[What is being asked]: Every line below that includes "this" counts toward the total. Report that total alone.

[Data extracts]:
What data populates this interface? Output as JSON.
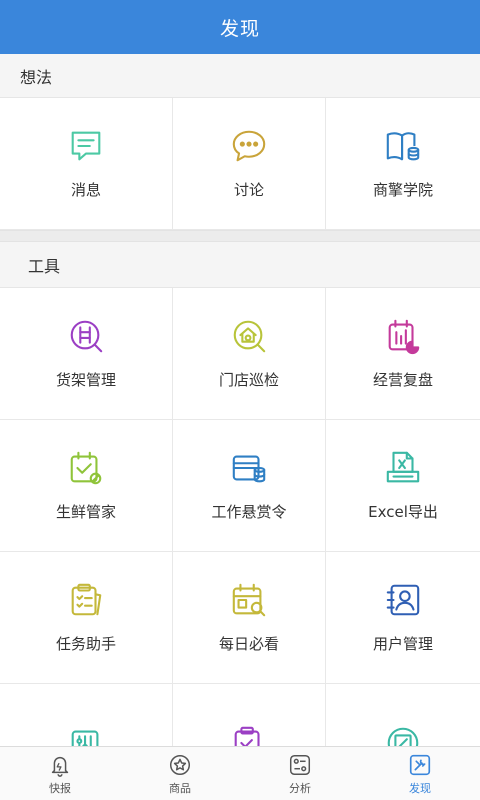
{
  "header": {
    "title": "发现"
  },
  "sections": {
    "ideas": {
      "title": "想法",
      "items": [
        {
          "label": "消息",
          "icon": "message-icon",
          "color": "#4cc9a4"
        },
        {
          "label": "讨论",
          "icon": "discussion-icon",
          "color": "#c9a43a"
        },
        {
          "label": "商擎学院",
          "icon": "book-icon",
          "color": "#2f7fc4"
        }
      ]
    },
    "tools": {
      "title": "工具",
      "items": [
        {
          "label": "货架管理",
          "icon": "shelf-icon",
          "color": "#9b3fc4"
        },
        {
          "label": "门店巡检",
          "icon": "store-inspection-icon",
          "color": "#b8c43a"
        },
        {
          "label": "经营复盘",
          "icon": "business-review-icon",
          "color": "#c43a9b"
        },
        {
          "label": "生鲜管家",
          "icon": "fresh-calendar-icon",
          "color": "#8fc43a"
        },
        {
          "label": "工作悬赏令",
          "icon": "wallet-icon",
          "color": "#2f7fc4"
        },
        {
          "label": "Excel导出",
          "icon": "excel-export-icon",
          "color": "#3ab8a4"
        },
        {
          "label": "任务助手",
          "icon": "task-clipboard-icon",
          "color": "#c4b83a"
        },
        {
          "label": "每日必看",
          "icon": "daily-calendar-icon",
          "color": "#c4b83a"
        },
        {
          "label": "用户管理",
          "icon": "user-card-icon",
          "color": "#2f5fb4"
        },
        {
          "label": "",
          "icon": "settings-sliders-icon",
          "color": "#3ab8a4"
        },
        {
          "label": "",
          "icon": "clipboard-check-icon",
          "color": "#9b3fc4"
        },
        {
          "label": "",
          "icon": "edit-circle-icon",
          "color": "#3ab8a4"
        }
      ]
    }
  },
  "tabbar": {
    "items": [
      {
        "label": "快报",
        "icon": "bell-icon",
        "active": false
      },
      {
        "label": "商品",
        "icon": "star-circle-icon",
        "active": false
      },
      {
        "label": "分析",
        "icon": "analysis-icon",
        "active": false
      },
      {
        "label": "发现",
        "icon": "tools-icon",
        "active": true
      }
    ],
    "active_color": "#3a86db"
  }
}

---

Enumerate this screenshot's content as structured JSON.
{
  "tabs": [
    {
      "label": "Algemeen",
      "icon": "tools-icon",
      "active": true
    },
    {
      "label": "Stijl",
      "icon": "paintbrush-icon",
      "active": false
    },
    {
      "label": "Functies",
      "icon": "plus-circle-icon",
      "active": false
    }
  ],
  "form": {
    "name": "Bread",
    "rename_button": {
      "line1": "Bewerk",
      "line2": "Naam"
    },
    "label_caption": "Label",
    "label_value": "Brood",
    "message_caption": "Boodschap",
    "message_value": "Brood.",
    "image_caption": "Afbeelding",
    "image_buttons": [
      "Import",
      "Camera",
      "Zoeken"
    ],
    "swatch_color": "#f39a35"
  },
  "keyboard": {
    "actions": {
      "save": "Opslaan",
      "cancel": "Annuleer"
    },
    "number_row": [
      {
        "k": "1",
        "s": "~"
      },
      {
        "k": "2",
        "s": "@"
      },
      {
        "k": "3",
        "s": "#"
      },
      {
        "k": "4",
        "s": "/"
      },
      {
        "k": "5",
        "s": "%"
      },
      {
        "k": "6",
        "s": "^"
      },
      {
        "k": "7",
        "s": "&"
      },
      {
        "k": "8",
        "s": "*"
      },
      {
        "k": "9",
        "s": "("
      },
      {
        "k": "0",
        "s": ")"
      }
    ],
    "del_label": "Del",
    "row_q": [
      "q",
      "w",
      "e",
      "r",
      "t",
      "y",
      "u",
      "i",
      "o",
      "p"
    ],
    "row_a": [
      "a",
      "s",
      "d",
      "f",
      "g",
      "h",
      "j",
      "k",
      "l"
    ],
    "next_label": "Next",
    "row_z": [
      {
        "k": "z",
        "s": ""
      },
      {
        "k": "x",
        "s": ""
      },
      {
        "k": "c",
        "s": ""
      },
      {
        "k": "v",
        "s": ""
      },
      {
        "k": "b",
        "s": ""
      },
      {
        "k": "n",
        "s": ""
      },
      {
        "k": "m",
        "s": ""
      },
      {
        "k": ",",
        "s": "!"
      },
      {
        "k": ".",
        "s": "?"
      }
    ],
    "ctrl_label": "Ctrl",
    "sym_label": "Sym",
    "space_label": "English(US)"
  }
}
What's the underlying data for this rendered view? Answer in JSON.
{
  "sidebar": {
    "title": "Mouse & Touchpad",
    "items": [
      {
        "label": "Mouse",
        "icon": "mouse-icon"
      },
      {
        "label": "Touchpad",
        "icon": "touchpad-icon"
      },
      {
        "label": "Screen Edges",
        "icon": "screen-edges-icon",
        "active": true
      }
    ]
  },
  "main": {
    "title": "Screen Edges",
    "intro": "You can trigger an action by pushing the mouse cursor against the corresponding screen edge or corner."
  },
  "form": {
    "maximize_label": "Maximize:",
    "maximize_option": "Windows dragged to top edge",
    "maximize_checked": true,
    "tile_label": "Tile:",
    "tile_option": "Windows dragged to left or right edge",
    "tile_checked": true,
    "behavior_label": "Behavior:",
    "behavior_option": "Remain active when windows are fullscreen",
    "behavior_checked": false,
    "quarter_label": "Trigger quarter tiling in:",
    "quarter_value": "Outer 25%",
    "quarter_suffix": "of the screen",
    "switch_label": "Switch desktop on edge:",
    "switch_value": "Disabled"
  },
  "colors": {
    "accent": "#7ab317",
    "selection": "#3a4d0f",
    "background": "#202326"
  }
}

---

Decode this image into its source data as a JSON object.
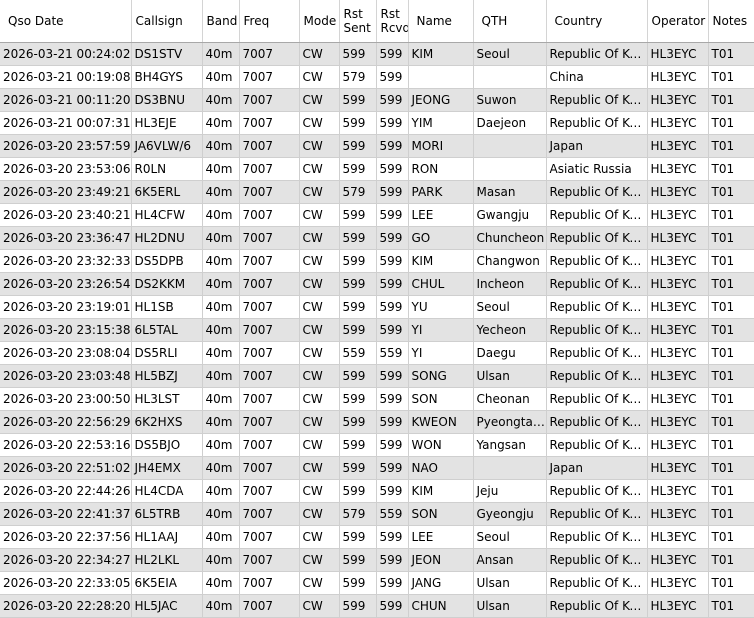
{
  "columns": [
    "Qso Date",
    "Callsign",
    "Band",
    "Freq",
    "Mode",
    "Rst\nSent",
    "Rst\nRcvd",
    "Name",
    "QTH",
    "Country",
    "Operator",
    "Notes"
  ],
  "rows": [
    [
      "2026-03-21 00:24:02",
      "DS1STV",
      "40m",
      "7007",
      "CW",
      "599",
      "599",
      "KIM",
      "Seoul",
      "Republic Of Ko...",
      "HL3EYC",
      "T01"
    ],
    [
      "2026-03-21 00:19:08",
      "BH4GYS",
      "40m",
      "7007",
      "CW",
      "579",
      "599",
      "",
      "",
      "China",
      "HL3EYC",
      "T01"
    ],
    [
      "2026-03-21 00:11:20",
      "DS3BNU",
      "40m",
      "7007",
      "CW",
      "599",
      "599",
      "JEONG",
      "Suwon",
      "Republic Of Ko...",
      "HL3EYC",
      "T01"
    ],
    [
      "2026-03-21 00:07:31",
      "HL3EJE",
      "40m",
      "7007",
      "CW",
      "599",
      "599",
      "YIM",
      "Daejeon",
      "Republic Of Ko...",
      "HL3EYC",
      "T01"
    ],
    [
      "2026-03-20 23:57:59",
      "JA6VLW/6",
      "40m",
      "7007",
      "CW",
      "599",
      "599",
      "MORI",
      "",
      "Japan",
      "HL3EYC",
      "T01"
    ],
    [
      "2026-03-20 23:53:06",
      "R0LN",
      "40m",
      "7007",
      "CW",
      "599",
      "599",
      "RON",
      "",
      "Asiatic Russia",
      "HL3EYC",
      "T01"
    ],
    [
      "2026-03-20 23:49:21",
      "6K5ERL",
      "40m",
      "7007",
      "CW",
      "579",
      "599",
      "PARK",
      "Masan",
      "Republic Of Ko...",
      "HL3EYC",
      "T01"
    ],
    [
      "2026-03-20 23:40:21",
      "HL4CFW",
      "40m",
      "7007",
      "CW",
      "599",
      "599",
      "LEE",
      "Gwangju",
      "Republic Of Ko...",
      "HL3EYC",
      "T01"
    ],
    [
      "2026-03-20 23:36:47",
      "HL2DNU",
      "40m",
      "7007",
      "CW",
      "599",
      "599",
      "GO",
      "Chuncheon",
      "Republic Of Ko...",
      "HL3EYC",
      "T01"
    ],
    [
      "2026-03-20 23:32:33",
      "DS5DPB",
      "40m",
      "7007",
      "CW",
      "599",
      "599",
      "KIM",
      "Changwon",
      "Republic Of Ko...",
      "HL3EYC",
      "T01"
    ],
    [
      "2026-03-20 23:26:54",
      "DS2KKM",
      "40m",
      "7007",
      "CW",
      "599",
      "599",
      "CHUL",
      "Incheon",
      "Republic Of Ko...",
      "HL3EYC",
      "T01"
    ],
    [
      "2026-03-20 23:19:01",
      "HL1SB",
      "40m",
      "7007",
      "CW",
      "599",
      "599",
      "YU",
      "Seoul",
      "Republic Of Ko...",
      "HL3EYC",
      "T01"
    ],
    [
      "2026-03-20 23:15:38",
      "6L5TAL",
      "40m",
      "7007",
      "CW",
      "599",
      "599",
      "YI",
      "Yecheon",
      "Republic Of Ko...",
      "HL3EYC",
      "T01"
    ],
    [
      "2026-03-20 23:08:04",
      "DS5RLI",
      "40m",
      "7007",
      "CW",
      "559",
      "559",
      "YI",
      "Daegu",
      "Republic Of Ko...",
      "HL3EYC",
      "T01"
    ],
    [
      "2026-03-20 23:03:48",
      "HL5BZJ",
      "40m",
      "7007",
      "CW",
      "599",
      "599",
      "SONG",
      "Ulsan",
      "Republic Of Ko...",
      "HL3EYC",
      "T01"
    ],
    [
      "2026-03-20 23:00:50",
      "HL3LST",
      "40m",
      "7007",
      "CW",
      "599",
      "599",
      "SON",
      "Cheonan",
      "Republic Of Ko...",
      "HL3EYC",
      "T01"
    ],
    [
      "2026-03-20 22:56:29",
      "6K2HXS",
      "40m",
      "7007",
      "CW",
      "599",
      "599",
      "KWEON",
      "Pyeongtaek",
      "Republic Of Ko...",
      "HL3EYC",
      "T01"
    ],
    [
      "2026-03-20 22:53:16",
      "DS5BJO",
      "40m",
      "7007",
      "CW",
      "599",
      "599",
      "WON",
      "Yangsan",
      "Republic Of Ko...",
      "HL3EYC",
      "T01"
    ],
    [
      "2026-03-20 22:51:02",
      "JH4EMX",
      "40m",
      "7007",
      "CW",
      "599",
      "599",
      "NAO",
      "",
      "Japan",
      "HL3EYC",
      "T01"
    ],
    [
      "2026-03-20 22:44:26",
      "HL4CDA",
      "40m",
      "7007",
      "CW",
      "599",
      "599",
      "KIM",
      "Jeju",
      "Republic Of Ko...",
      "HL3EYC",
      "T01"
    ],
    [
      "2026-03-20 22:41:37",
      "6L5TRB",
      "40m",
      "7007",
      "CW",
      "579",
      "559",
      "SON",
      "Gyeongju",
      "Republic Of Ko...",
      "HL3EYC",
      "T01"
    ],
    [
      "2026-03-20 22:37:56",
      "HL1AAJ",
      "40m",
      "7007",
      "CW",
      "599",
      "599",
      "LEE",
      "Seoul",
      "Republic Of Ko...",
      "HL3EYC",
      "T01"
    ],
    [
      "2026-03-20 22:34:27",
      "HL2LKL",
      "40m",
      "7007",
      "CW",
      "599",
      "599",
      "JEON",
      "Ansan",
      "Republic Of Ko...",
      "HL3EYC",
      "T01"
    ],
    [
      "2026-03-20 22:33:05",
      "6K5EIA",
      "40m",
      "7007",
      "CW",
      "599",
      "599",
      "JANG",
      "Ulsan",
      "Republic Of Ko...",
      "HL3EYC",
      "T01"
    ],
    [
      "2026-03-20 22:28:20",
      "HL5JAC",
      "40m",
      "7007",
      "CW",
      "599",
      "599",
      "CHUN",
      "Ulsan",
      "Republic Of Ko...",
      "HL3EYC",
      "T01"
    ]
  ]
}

[Exercise solution]: 4